The British government says its troops won't engage in combat, but will most likely help train local forces. Other European countries are discussing making the same commitment, while governments from Washington to Tokyo have pledged millions of dollars to fund the military campaign.

It will be needed: with rebels fleeing their former strongholds, many fear a new phase of guerilla warfare is about to begin. And as GlobalPost's Tristan McConnell has seen in Mali, the extremists are capable of unimaginable horror.

When is a curfew not a curfew? When nobody obeys it. Protests continued throughout the night in the Egyptian cities of Port Said, Ismailiyah and Suez, despite President Mohamed Morsi's orders to stay off the streets. The army, meanwhile, isn't showing much interest either in enforcing those orders nor in exercising its new powers to arrest civilians.

Morsi's call for national dialogue was also ignored, with leading opposition figures dismissing it as "fake." Egypt's at an impasse, and it's a deadly one: at least two more people were killed overnight.


Finally, good news for the huddled masses. Reform of US immigration law is starting to look like a real prospect, with not one but two plans on the table. President Barack Obama will today present his proposals to help resolve the fate of America's 11 million undocumented immigrants, one day after eight senior senators laid out their own blueprint for "a tough but fair path to citizenship."

Enacting either framework will be an uphill battle. But for the first time in a decade, GlobalPost's Jean MacKenzie says, there's hope that the long agony for undocumented immigrants might be nearing a solution.

So that's what North Korea looks like. Google has just launched its most detailed map to date of the secretive country, adding hundreds of streets, place names and landmarks where previously there were just blanks. (You can even see one of the gulags, which helpfully already has 15 "user reviews.")

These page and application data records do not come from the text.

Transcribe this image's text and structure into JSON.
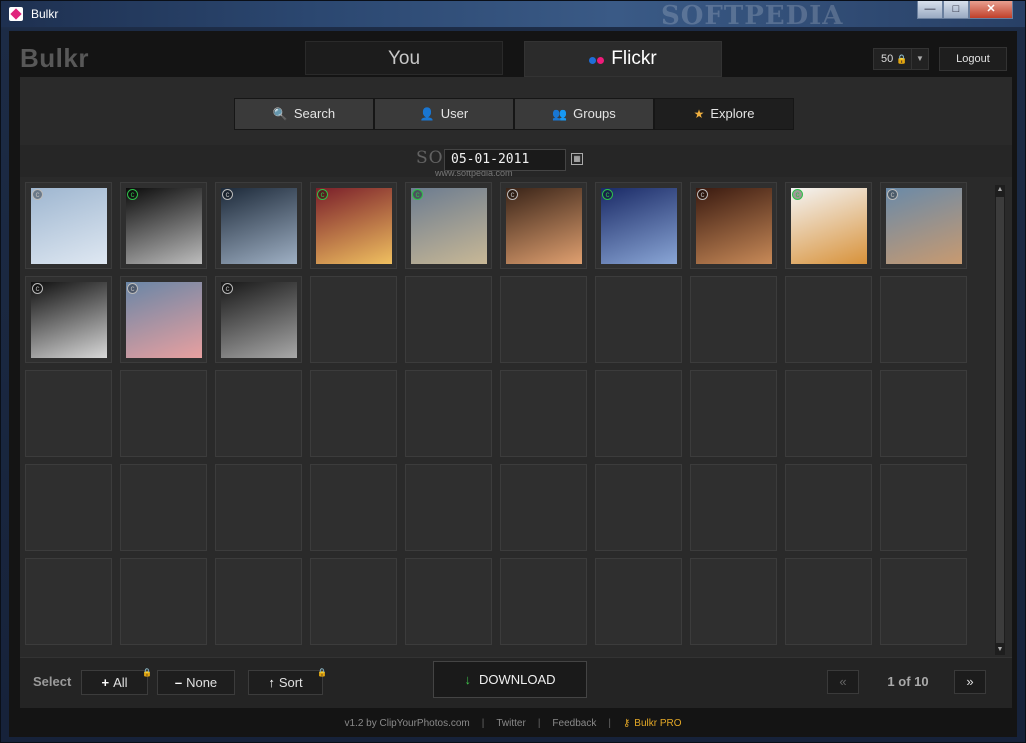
{
  "window": {
    "title": "Bulkr",
    "watermark": "SOFTPEDIA"
  },
  "window_controls": {
    "minimize": "—",
    "maximize": "□",
    "close": "✕"
  },
  "app": {
    "logo": "Bulkr"
  },
  "main_tabs": [
    {
      "label": "You",
      "active": false
    },
    {
      "label": "Flickr",
      "active": true
    }
  ],
  "header": {
    "credits": "50",
    "logout": "Logout"
  },
  "sub_tabs": [
    {
      "label": "Search",
      "icon": "magnifier-icon",
      "active": false
    },
    {
      "label": "User",
      "icon": "user-icon",
      "active": false
    },
    {
      "label": "Groups",
      "icon": "groups-icon",
      "active": false
    },
    {
      "label": "Explore",
      "icon": "star-icon",
      "active": true
    }
  ],
  "date": {
    "value": "05-01-2011",
    "watermark": "SOFTPEDIA",
    "watermark_sub": "www.softpedia.com"
  },
  "grid": {
    "columns": 10,
    "rows": 5,
    "photos": [
      {
        "badge": "c",
        "badge_color": "#bbbbbb",
        "palette": [
          "#9eb6d0",
          "#dfe8f2"
        ]
      },
      {
        "badge": "c",
        "badge_color": "#2ec24a",
        "palette": [
          "#0c0c0c",
          "#bdbdbd"
        ]
      },
      {
        "badge": "c",
        "badge_color": "#bbbbbb",
        "palette": [
          "#1d2a3a",
          "#9fb0c4"
        ]
      },
      {
        "badge": "c",
        "badge_color": "#2ec24a",
        "palette": [
          "#7a1f2a",
          "#f0c060"
        ]
      },
      {
        "badge": "c",
        "badge_color": "#2ec24a",
        "palette": [
          "#6c7c90",
          "#c8b896"
        ]
      },
      {
        "badge": "c",
        "badge_color": "#bbbbbb",
        "palette": [
          "#3a2418",
          "#e0a070"
        ]
      },
      {
        "badge": "c",
        "badge_color": "#2ec24a",
        "palette": [
          "#1a2a66",
          "#8aa6d6"
        ]
      },
      {
        "badge": "c",
        "badge_color": "#bbbbbb",
        "palette": [
          "#3a1a10",
          "#c88a58"
        ]
      },
      {
        "badge": "c",
        "badge_color": "#2ec24a",
        "palette": [
          "#f4f4f4",
          "#d8923a"
        ]
      },
      {
        "badge": "c",
        "badge_color": "#bbbbbb",
        "palette": [
          "#6a8aa8",
          "#c89a70"
        ]
      },
      {
        "badge": "c",
        "badge_color": "#bbbbbb",
        "palette": [
          "#101010",
          "#d8d8d8"
        ]
      },
      {
        "badge": "c",
        "badge_color": "#bbbbbb",
        "palette": [
          "#6a86a6",
          "#e8a0a0"
        ]
      },
      {
        "badge": "c",
        "badge_color": "#bbbbbb",
        "palette": [
          "#181818",
          "#a8a8a8"
        ]
      }
    ]
  },
  "footer": {
    "select_label": "Select",
    "all": "All",
    "none": "None",
    "sort": "Sort",
    "download": "DOWNLOAD",
    "prev": "«",
    "page": "1 of 10",
    "next": "»"
  },
  "bottom": {
    "version": "v1.2 by  ClipYourPhotos.com",
    "twitter": "Twitter",
    "feedback": "Feedback",
    "pro": "Bulkr PRO"
  },
  "colors": {
    "accent_pro": "#e4a826",
    "badge_green": "#2ec24a",
    "download_arrow": "#3ec24a"
  }
}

The update was made possible by "citizen cartographers" from all over the world, according to Google. It's just unfortunate that no one in North Korea can get online to check their work.


Iran's space monkey is alive! Pictures of the star-hopping simian post-75-mile sub-orbital flight were circulated yesterday, showing him definitely living but also kind of furious. (Or is he just sad? These space monkeys can be so hard to read.)

The irate primate isn't the first animal astronaut, of course, as this hall of fame testifies. If they can put a man on the Moon, they can, er, send a mealworm into orbit.